Touching little lives
In the last two months, I’ve had the opportunity to look at two great medical projects that have quite a lot in common. Both are undertaken by the “richer” Rotary Districts located in the two most prosperous and powerful metros of India — Delhi and Mumbai — Districts 3012 and 3141. First of all, both want to change the lives of children; secondly, both have their District Governors as well as Rotarians fired up with the enthusiasm, energy, passion and almost a crusading spirit to push the boundaries as far as possible, in these two mega humanitarian projects.
In Delhi, I found a very enthusiastic and excited DG of 3012, Sharat Jain, all fired up to embrace and enlarge the scope of the project started by the Rotary Club of Delhi Riverside to give the gift of hearing to children who were either born hearing deficient or had turned deaf due to some infection or disease. Running as it does the Rotary Institute for Special Children, it was a natural fit for the club to get involved in the passionate pursuit of ENT Surgeon Dr J M Hans, a Padmashri recipient, to fit such children with cochlear implants and help them to get back their hearing, and then speech. The cover story tells you all about how after witnessing the dramatic difference the implant made in these little lives — often, in villages, such hearing handicapped children, who can’t speak, are classified “mad” and locked up in houses — the DG has thrown his weight behind this project, naming it One More Life. Using Rotary’s “cascading effect”, he hopes to multiply the project’s reach and raise at least Rs 1 crore by the end of his term to help many more children.
In Mumbai, I found matching passion and commitment in District 3141 DG Gopal Rai Mandhania, who has embraced the Touching Little Hearts project, wherein several clubs raise money to help perform paediatric heart surgeries to save the lives of children from poor families, who can never afford such care under the best of medical facilities. At the swank Kokilaben Dhirubhai Ambani Multispecialty Hospital, I met a bunch of Rotarians who devote their time, energy and help raise funds for operating children with heart disease. Some of the babies who are operated upon are barely a few days or weeks old, and the gratitude that you see in the parents’ eyes tells you stories that words cannot convey.

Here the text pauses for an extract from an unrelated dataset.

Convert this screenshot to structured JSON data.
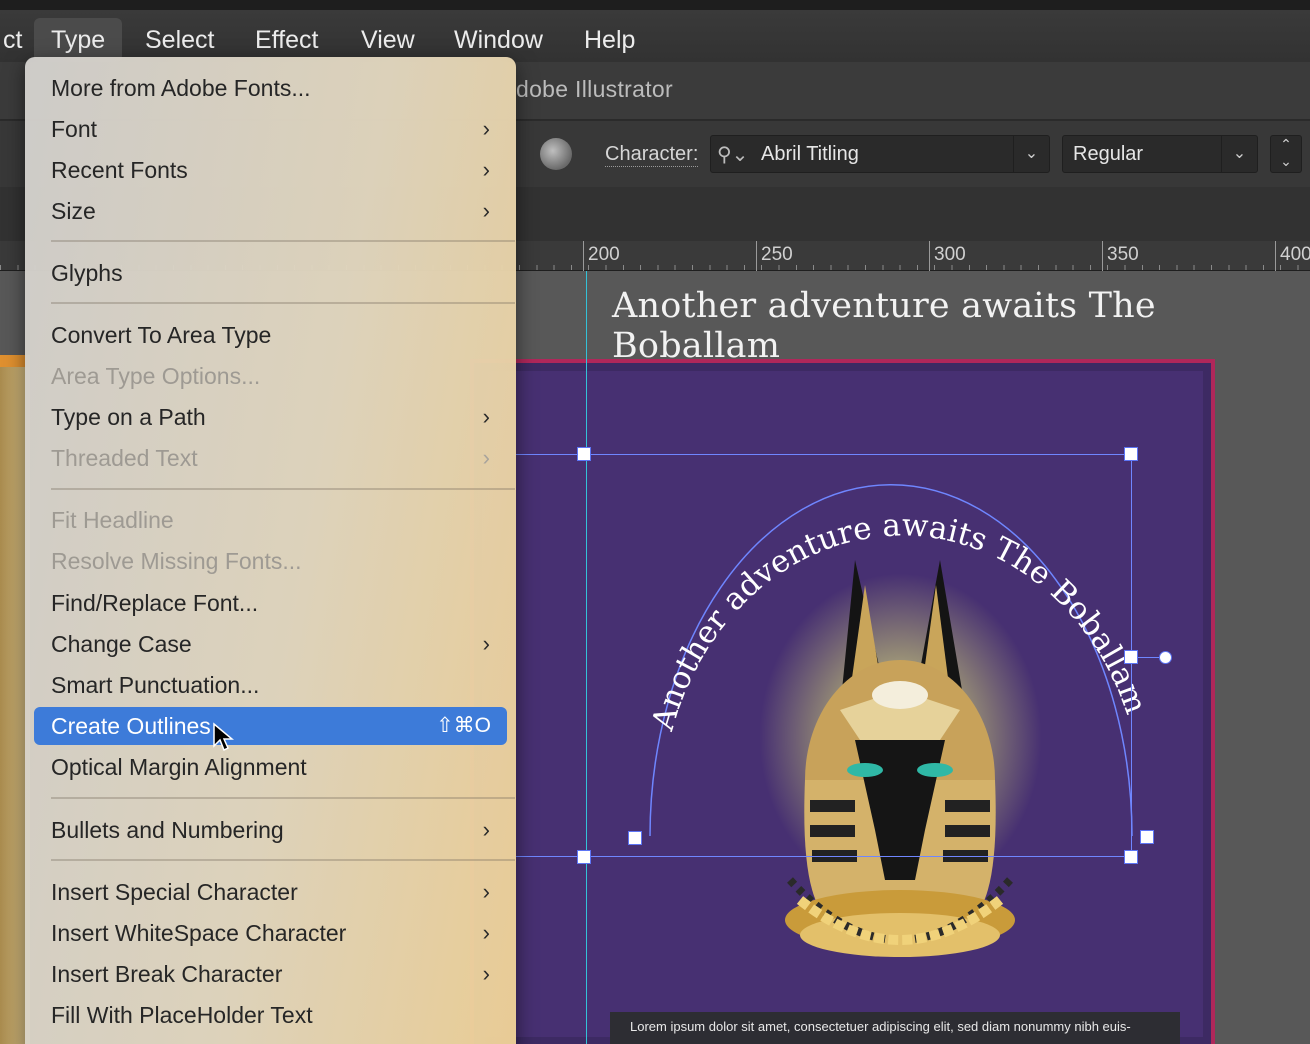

In both these projects, much more than the funds raised, it is personal interest, relentless work and follow-up action, done by a band of Rotarians that is giving hope to the hopeless. One refrain I heard repeatedly in both Delhi and Mumbai was: Raising money is not a problem; money, however big the sum, comes if there is focus, commitment, passion and direction, and if the cause is the right one. If in the cochlear implant project Dr Hans, whose life’s passion has been to do these surgeries, is the rallying point, in the paediatric heart surgeries, it is the dedication of the smiling, soft-spoken Paediatric Heart Surgeon Dr Suresh Rao that inspires Mumbai’s Rotarians to raise funds and provide all other required support to ensure that this year 100 little hearts will be healed. While the cochlear implant story is covered in this issue, the article describing the D 3141 project will be covered in a subsequent issue of Rotary News.